One of the issues he’s passionate about is making sure there are bipartisan election judges at all polling locations and a process for dealing with any challenges by voters -- as there is in Greene County.
“I think that’s the part a lot of voters don’t understand,” said Schoeller, “that there’s a really intense process to make sure whenever there’s a question on Election Day that we make sure that we understand what happened, and if there was true fraud that occurred, we want to make sure and take that to the sheriff, have him investigate, and the prosecutor.”
Schoeller also wants to be sure all election processes are transparent.
He pointed to a recount in 2020 for a state legislative race in Greene County. In that race, Democrat Betsy Fogle got 8,548 votes, which was 48.21 percent. Republican Steve Helms got 8,468 votes, or 47.76 percent. Green Party candidate Vicke Kepling got 694 votes, which was 3.91 percent. And write-in candidates made up for the remaining 0.12 percent of the votes cast, according to a previous KSMU news report. The narrow margin of victory was enough to trigger an automatic recount.
“I went forward and made sure everyone understood what we were doing – everyone had access to that,” he said of the recount process. “And that’s what brings confidence.”
Schoeller is a big proponent of in-person voting, but he supported efforts by the state legislature in 2020 to allow expanded mail-in voting for the November election due to the COVID-19 pandemic. He said, because of the legislation that was passed, voters who might have stayed home and not cast a vote because they were worried about their health, were able to have their voices heard.
“We had a record turnout (in November, 2020) here in our county and across the state, and so, it worked very well,” he said. “But I think, long term, we can continue to let people vote in person, limit the voting by mail.”
He said he’s made it easier for people to cast ballots in person by expanding absentee voting beyond the Greene County Courthouse to the Elections Center.
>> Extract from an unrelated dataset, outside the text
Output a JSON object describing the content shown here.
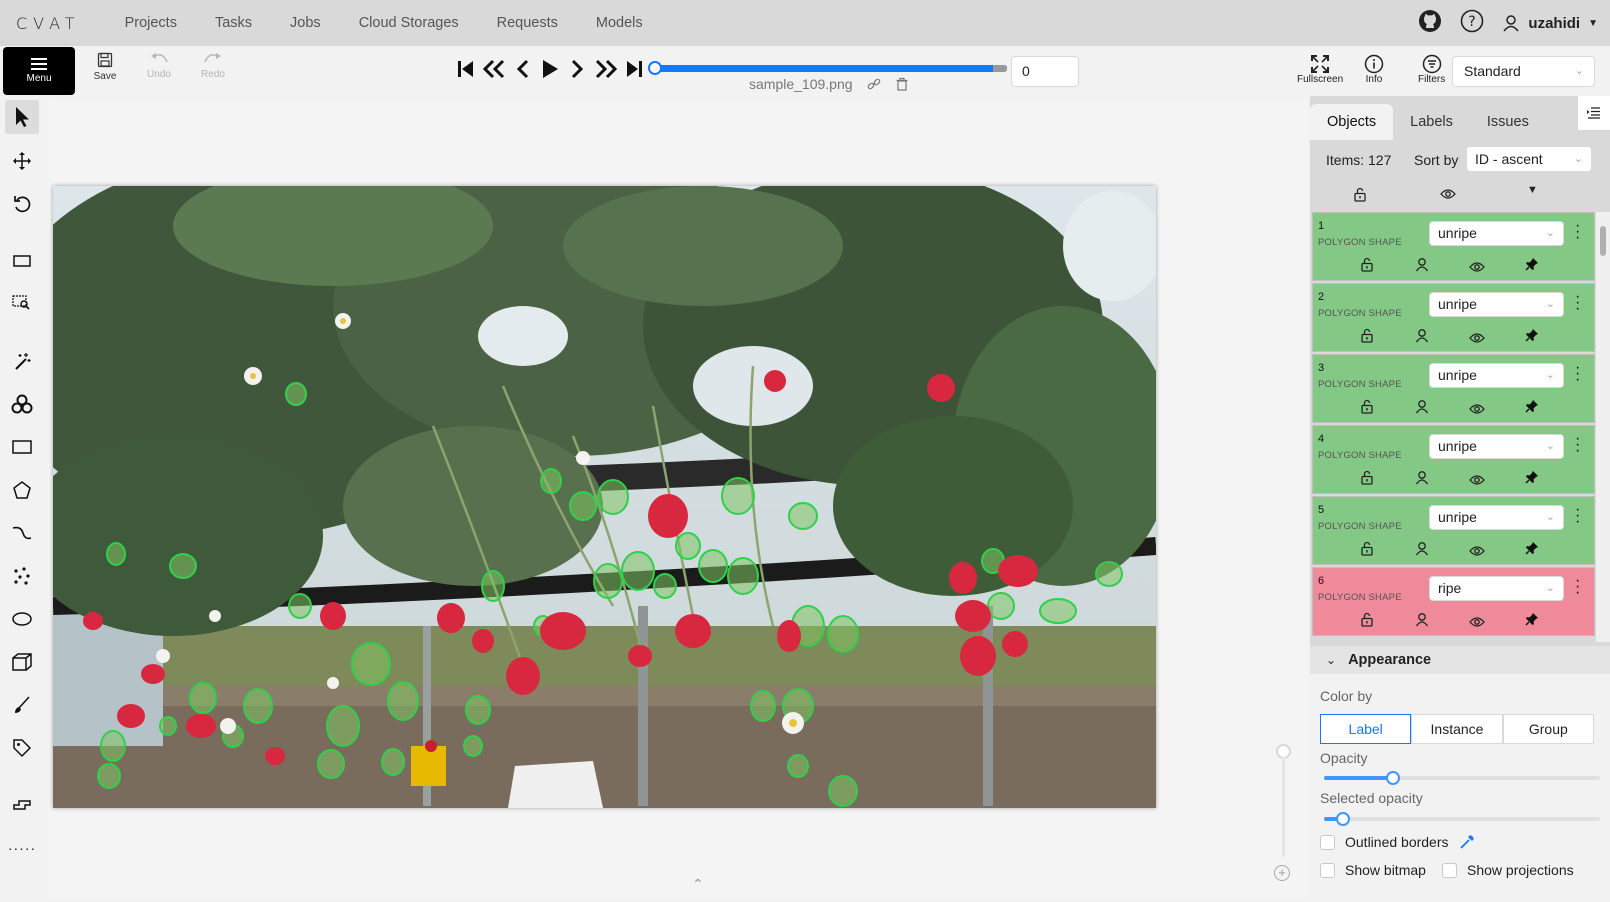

And he said he fought for the right for people to be able to cast a ballot during a two week period prior to the election without having to give a reason for doing so.
All his experience in the county, he said, he wants to take to Jefferson City.
“I want to be able to take what we’ve done here in Greene County and continue to do that at the state level,” Schoeller said, “and help election officials and voters understand the process because it’s all about election transparency.”